Posted on: 29 December 2014
One of the easiest ways to save money on heat in the winter is to turn the thermostat down or off while you're away at work – that's eight to ten hours a day that you don't need heat, which can make a big difference in your bill, right? But that commonly given piece of advice doesn't take into account the growing number of at-home workers that aren't leaving their homes for half the day, and who need to stay warm and comfortable in order to be productive. If you're one of those at-home workers, you need to go to this site or find another way to keep your heating oil costs reasonable during the winter season. Here are a few tips that can help you out.
Choose Your Heating Plan With Care
If at all possible, it's really best to choose your heating plan early – like in the middle of the summer, when the oil providers are first rolling out their plans for the year. However, if you didn't sign up early, understanding the four different types of payment plans can still help you choose the one that will save you the most money on your heating bill over the winter. The most common oil payment plans are fixed, capped, budget, and pre-paid plans.
A fixed plan can be a gamble, but at least you'll know what your bill will be throughout the winter, so you'll be able to figure the cost into your budget accurately. With the fixed option, you pay whatever the oil provider expects the market price to be over the winter. Your cost per gallon won't go up or down unexpectedly. This may also be referred to as a market price plan.
A capped plan may result in oil costs that fluctuate over the course of the winter, but it could also help you see a significant savings. For the capped option, you'll be guaranteed that your oil will never go above a specific fixed cost per gallon, even if the market price rises above that cap. However, if the market price is lower than the cap, you'll pay the lower amount.
Budget plans can be either fixed or capped, but instead of paying only during the winter, the provider will spread your payments over all or most of the year. This can be a good choice if you're on a tight budget, but remember that you'll be paying for heat even after you stop using it. A pre-paid plan allows you to pay one flat price for all your oil for the whole winter. This may allow for the largest savings of all the plans, but it means writing a big check up front, which isn't feasible for everyone.
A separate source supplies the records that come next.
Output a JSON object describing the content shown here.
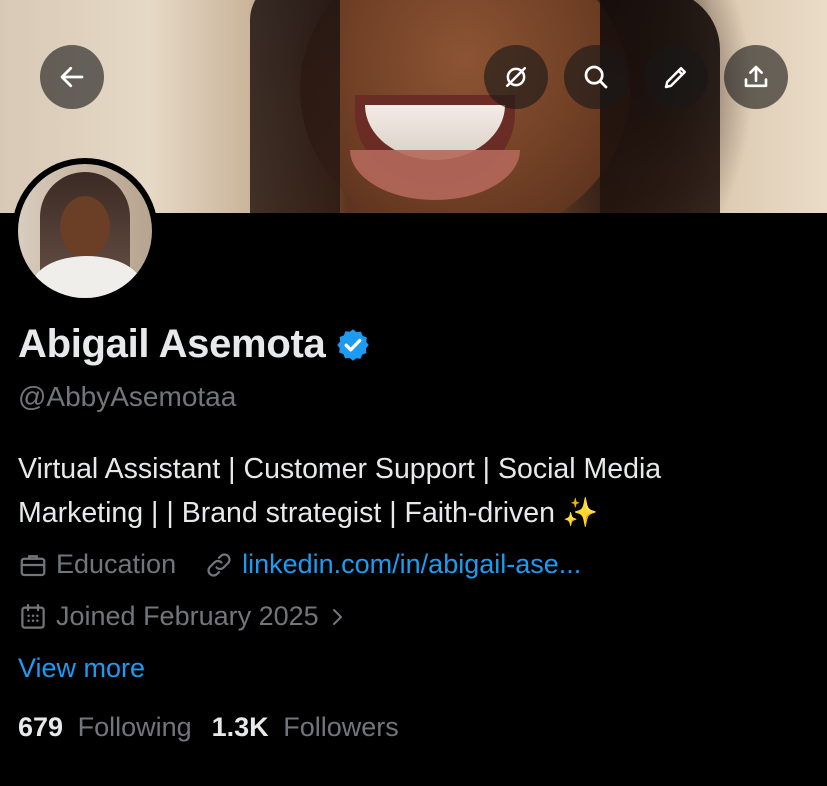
{
  "header": {
    "back_icon": "arrow-left-icon",
    "actions": [
      {
        "icon": "grok-icon"
      },
      {
        "icon": "search-icon"
      },
      {
        "icon": "pencil-icon"
      },
      {
        "icon": "share-icon"
      }
    ]
  },
  "profile": {
    "name": "Abigail Asemota",
    "verified": true,
    "handle": "@AbbyAsemotaa",
    "bio_line1": "Virtual Assistant | Customer Support | Social Media",
    "bio_line2": "Marketing | | Brand strategist | Faith-driven ✨",
    "category": "Education",
    "website": "linkedin.com/in/abigail-ase...",
    "joined": "Joined February 2025",
    "view_more": "View more",
    "following_count": "679",
    "following_label": "Following",
    "followers_count": "1.3K",
    "followers_label": "Followers"
  },
  "colors": {
    "background": "#000000",
    "text_primary": "#e7e9ea",
    "text_secondary": "#71767b",
    "accent": "#1d9bf0"
  }
}
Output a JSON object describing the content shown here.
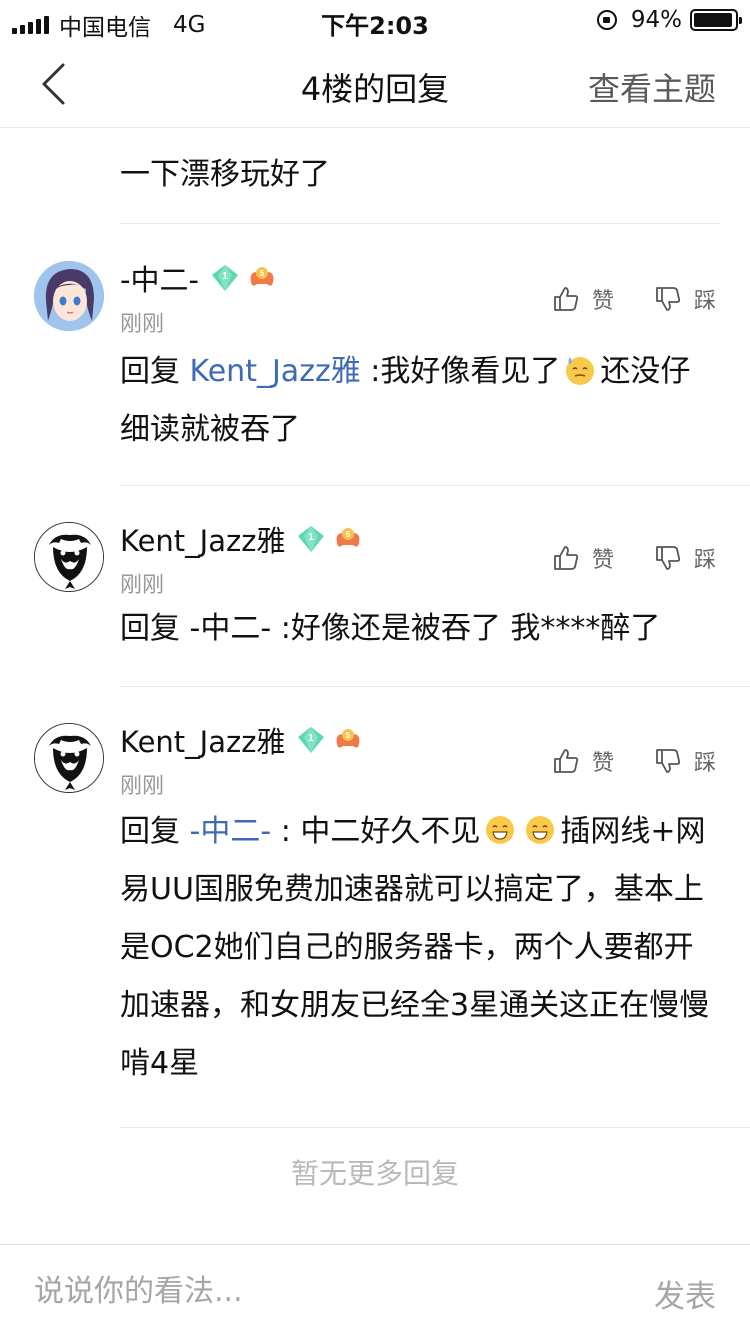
{
  "status_bar": {
    "carrier": "中国电信",
    "network": "4G",
    "time": "下午2:03",
    "battery": "94%",
    "battery_level": 0.94
  },
  "nav": {
    "title": "4楼的回复",
    "action": "查看主题"
  },
  "prior_tail": {
    "line": "一下漂移玩好了"
  },
  "replies": [
    {
      "username": "-中二-",
      "gem_level": "1",
      "game_level": "5",
      "time": "刚刚",
      "like_label": "赞",
      "dislike_label": "踩",
      "prefix": "回复 ",
      "mention": "Kent_Jazz雅",
      "text_a": " :我好像看见了",
      "text_b": "还没仔细读就被吞了"
    },
    {
      "username": "Kent_Jazz雅",
      "gem_level": "1",
      "game_level": "5",
      "time": "刚刚",
      "like_label": "赞",
      "dislike_label": "踩",
      "text": "回复 -中二- :好像还是被吞了 我****醉了"
    },
    {
      "username": "Kent_Jazz雅",
      "gem_level": "1",
      "game_level": "5",
      "time": "刚刚",
      "like_label": "赞",
      "dislike_label": "踩",
      "prefix": "回复 ",
      "mention": "-中二-",
      "text_a": " : 中二好久不见",
      "text_b": "插网线+网易UU国服免费加速器就可以搞定了，基本上是OC2她们自己的服务器卡，两个人要都开加速器，和女朋友已经全3星通关这正在慢慢啃4星"
    }
  ],
  "end_message": "暂无更多回复",
  "bottom_bar": {
    "placeholder": "说说你的看法...",
    "publish": "发表"
  },
  "colors": {
    "mention": "#3d6bb5",
    "gem": "#5fd6b2",
    "game_badge": "#f07a4a"
  }
}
The right payment plan for you depends on your individual financial situation. Choose carefully, though, because choosing the wrong plan can cost you more than you want to pay.
Get a Tune-Up
A heating system that's operating at peak efficiency will use less oil and cost you less money. If you spend most of your time at home and will be running the heat more or less constantly, it's in your best interest to ensure that your heating system is performing at the highest possible level.
One good way to do this is by having a tune-up done in the late fall or early winter. Paying your heating service technician for a check-up can save you a lot of money over the course of the winter. By replacing any worn parts and ensuring that your system is operating properly, your heating service company can help you ensure that your system burns fuel as efficiently as possible.
Turn the Heat Down at Night
You may not be able to turn your heat off for hours a day, but you definitely can turn the heat down at night. The seven or eight hours that you spend each night sleeping are seven or eight hours that you don't need to spend as much money on heating oil.
As a matter of fact, turning down the heat at night may even help you sleep better. Scientists believe that the optimal sleep temperature is between 60 and 68 degrees. So, turning down your thermostat at night will save you money, and help you get more restful sleep so that you can be more productive the next day.
Don't forget to take into account that, while you may still spend more on heating as an at-home worker than the average office worker does, you're still saving all kinds of money in transportation and fuel costs, as well as other work-related expenses. You may be coming out ahead and not even realize it.Share